d8224.gif
 

Mapes

Science Advisor
Homework Helper
Gold Member
2,592
17
If you know how to make the diagrams, it's just a matter of practice and repetition because you can "read" them just by looking at them.

The maximum moment is at the location of the force F, the location of largest value on the bending moment diagram.
 
For example, in the diagram below, the maximum moment is being developed under what axis? The z-axis perpendicular to the A support or the z-axis perpendicular to the B support?
Th moment vector points out of plane (perpendicular to the page).
 

PhanthomJay

Science Advisor
Homework Helper
Gold Member
7,012
403
For example, in the diagram below, the maximum moment is being developed under what axis? The z-axis perpendicular to the A support or the z-axis perpendicular to the B support?
The internal bending moment in this example acts about the z axis at the point of application of the load. It is counterclockwise acting on the left part of the beam (vectorially pointing outward), and clockwise acting on the right part of the beam (vectorially pointing inward), in accordance with Newton's 1st and 3rd laws. By convention, the moment is considered as a positive moment. You should draw a free body diagram of the section of the beam from the left support to just left of the applied load, to prove this yourself, using Newton 1. Then draw a free body diagram of section of the beam from just right of the applied load to the right support, and proceed in a similar manner.
 

Physics Forums Values

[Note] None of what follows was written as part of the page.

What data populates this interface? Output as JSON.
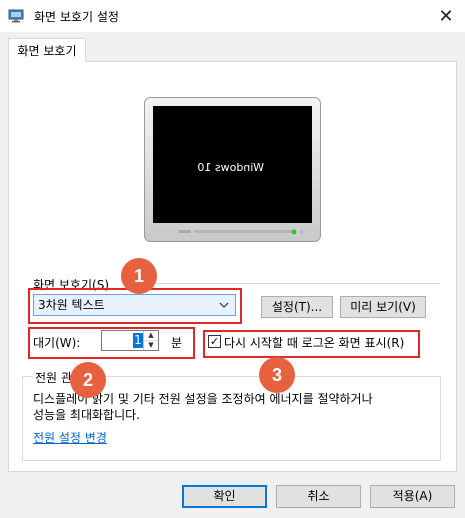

We Value Quality
• Topics based on mainstream science
• Proper English grammar and spelling
We Value Civility
• Positive and compassionate attitudes
• Patience while debating
We Value Productivity
• Disciplined to remain on-topic
• Recognition of own weaknesses
• Solo and co-op problem solving

Hot Threads

Top